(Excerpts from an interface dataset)
•••

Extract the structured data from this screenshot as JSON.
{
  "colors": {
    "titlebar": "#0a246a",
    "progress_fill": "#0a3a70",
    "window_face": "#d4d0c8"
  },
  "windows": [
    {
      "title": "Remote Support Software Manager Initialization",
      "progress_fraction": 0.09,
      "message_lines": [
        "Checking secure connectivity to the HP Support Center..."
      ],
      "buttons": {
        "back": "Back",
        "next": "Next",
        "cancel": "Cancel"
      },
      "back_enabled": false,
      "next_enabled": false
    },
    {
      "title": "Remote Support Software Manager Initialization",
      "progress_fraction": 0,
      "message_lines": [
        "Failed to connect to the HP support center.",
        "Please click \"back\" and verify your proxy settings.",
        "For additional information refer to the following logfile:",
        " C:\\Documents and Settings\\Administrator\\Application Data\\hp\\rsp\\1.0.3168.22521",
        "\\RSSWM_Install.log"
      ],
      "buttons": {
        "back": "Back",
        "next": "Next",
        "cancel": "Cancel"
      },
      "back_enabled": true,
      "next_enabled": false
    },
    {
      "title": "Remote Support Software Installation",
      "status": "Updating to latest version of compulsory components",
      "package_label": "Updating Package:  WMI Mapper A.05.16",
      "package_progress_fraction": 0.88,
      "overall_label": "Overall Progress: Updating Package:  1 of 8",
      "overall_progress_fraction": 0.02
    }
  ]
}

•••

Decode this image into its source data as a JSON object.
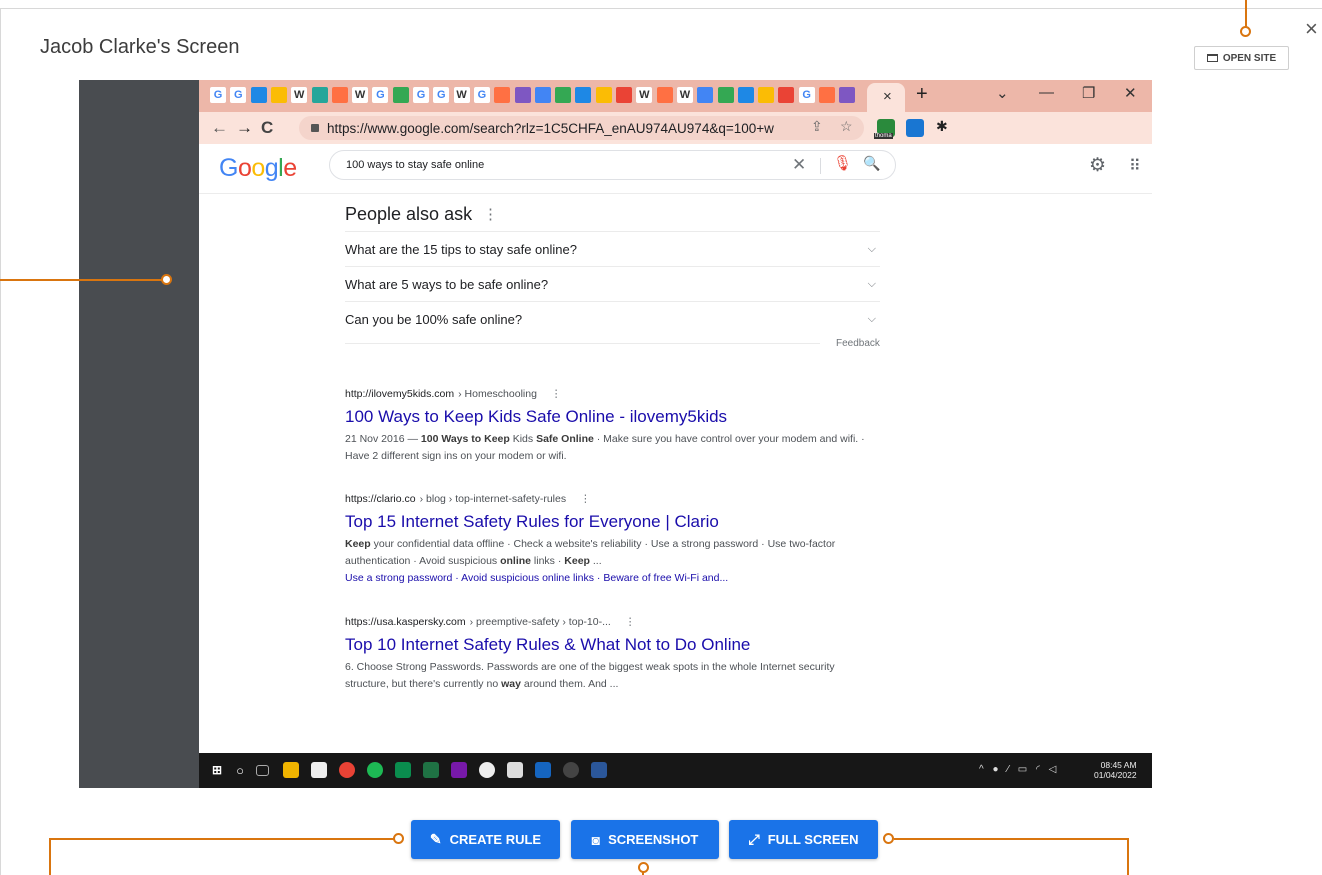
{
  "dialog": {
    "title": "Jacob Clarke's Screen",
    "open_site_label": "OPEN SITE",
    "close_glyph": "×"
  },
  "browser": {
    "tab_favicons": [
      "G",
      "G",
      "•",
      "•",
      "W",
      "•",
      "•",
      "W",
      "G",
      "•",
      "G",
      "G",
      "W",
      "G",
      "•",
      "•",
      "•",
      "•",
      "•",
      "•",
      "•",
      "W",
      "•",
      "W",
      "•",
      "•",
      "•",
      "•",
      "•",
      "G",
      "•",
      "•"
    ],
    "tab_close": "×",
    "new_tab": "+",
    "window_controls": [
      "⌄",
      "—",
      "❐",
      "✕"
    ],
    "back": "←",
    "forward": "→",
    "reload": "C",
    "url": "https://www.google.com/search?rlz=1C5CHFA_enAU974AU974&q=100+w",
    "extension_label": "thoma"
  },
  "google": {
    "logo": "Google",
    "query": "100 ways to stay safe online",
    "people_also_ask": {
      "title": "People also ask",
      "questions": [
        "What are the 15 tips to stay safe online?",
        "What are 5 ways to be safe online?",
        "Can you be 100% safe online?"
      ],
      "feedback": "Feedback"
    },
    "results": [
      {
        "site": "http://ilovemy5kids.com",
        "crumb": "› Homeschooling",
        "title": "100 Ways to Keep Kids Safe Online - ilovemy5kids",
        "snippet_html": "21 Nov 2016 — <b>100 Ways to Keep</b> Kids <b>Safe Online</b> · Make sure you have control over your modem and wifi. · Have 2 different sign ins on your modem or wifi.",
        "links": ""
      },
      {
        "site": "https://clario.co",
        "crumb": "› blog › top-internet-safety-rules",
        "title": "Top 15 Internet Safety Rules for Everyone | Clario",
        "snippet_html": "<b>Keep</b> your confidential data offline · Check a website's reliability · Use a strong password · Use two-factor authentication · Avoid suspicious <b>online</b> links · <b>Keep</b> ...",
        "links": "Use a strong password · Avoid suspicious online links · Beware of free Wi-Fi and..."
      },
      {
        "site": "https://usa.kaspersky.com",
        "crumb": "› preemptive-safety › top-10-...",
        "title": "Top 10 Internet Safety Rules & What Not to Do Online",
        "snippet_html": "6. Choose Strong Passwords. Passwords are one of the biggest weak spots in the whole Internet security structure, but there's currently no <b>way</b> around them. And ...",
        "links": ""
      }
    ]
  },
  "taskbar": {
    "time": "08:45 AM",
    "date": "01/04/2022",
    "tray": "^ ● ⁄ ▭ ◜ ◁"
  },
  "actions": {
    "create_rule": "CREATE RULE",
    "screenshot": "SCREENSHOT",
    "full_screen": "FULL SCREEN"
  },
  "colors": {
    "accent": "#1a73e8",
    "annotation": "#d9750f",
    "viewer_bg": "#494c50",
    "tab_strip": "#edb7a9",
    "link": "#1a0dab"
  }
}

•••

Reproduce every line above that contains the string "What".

Exercise solution:
        "What are the 15 tips to stay safe online?",
        "What are 5 ways to be safe online?",
        "title": "Top 10 Internet Safety Rules & What Not to Do Online",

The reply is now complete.